Ó Caoláin in call for action on fixed rate mortgages
Sinn Féin Dáil leader Caoimhghín Ó Caoláin has called on the Government to act to assist people who are tied to fixed rate mortgages for their homes and who face punitive penalties if they apply to switch to a variable rate mortgage.
In the Dáil today (Wednesday) Deputy Ó Caoláin called on the Minister for Finance to bring in new legislation and/or regulation to compel the banks and building societies to address this and other crucial issues facing hard-pressed mortgage-holders. He said:
“Given that the Government is using taxpayers’ money to bail out the financial institutions it must act far more effectively to address the crisis for many house-holders who face huge difficulties meeting exorbitant mortgage repayments. In extreme cases this is leading to a growing number of repossessions but for many thousands more it is driving them into poverty, especially as the rate of unemployment grows.
“People who have fixed rate mortgages face huge penalties if they apply to switch to variable rate mortgages and this is an issue that is of increasing concern, having been raised with me as an elected representative on many occasions.
“Codes of practice for financial institutions are not enough. We need stronger legislation and regulation by the Minister for Finance, compelling the financial institutions to renegotiate mortgages and to allow people to transfer to variable rate mortgages.
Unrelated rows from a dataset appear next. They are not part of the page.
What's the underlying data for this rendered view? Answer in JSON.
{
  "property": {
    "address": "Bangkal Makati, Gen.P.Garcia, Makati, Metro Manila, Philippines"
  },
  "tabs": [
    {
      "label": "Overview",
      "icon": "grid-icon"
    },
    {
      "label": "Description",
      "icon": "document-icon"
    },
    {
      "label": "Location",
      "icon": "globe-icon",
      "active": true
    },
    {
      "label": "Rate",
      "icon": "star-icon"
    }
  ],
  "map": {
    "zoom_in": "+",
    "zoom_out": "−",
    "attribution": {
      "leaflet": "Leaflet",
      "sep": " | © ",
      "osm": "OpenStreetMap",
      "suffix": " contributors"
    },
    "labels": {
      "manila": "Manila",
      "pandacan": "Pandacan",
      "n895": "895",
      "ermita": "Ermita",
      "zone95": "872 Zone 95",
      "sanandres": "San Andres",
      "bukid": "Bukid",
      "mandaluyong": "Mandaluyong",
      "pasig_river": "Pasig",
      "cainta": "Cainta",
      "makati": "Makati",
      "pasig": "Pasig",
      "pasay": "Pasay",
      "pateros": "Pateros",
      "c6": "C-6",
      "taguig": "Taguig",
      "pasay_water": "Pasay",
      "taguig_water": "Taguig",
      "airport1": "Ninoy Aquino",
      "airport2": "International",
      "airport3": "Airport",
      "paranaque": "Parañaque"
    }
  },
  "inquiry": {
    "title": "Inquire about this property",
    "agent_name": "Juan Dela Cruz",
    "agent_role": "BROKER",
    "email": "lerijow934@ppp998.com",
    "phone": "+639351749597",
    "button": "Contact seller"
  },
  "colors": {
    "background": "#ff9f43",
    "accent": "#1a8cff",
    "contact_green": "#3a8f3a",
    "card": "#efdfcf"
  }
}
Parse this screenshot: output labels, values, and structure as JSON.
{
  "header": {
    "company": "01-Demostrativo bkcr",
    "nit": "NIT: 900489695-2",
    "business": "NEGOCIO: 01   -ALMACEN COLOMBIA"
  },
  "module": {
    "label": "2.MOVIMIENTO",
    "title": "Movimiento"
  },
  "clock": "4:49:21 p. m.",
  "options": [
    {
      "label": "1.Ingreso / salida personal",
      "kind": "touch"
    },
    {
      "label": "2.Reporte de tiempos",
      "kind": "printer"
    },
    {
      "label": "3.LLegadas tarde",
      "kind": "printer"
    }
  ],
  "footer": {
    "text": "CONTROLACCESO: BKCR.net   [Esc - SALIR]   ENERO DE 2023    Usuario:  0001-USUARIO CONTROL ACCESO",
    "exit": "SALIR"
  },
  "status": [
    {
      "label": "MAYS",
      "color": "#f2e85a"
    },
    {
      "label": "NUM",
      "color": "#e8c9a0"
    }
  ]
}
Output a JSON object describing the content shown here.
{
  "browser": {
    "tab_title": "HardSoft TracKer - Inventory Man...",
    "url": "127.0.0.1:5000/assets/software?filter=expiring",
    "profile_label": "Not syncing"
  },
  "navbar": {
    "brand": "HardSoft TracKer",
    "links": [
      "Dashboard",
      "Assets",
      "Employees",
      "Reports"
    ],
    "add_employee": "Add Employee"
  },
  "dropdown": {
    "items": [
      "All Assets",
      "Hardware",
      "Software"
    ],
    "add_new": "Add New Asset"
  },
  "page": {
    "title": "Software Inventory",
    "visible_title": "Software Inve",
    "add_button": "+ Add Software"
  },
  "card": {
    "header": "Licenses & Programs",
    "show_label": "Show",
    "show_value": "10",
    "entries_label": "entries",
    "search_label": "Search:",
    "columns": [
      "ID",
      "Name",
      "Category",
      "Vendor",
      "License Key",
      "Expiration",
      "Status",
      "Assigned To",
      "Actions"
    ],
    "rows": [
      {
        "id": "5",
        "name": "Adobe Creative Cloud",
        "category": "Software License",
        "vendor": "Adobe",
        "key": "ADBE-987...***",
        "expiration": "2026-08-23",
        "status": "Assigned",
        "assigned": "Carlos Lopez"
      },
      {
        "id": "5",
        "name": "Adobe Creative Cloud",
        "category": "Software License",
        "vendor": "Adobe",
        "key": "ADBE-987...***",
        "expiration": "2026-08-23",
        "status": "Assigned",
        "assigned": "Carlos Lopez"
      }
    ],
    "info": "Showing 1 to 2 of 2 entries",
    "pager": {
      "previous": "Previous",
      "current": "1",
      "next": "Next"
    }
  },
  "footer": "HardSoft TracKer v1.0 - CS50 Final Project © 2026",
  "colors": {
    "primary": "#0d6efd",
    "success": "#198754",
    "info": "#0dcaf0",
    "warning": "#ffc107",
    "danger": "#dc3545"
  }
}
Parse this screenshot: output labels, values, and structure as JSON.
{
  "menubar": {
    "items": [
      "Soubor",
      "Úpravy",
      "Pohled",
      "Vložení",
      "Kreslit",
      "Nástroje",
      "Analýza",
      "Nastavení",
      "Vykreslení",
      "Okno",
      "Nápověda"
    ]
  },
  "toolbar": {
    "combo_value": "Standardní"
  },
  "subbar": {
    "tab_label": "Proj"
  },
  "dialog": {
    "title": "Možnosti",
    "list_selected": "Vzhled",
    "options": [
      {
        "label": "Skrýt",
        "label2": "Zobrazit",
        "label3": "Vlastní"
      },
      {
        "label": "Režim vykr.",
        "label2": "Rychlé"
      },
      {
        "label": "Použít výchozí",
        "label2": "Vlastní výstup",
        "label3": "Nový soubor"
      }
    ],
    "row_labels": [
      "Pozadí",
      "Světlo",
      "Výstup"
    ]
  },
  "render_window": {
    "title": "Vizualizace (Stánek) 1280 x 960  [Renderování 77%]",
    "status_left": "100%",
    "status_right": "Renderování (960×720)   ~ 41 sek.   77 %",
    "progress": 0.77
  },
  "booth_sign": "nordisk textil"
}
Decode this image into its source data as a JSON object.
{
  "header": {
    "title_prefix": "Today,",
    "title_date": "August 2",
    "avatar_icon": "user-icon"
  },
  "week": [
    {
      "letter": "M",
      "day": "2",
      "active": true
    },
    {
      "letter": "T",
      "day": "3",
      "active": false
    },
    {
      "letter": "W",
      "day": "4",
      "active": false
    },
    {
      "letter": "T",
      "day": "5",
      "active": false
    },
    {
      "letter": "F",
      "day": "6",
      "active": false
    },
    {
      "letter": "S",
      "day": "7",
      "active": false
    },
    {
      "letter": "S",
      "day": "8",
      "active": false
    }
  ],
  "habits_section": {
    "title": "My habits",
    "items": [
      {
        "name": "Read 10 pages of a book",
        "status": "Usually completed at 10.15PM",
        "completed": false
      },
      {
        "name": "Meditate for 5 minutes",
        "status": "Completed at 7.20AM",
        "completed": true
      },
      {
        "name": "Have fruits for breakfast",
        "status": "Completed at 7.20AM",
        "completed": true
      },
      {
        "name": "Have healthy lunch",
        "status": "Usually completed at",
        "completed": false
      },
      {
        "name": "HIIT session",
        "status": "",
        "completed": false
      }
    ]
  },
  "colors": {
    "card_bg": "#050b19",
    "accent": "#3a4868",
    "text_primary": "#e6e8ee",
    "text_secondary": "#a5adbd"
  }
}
The institutions must be required to pass on ECB interest rate decreases.
“Sinn Féin is also calling for a legal requirement on banks to take all steps necessary to protect low income and unemployed people facing mortgage default and home repossession including rescheduling payments or allowing interest-only payments for a period of time, the establishment of a new payments scheme for newly unemployed mortgage holders in which interest payments are suspended until new employment is found, and a moratorium on principal home repossessions for low and middle income homeowners until after the recession.” ENDS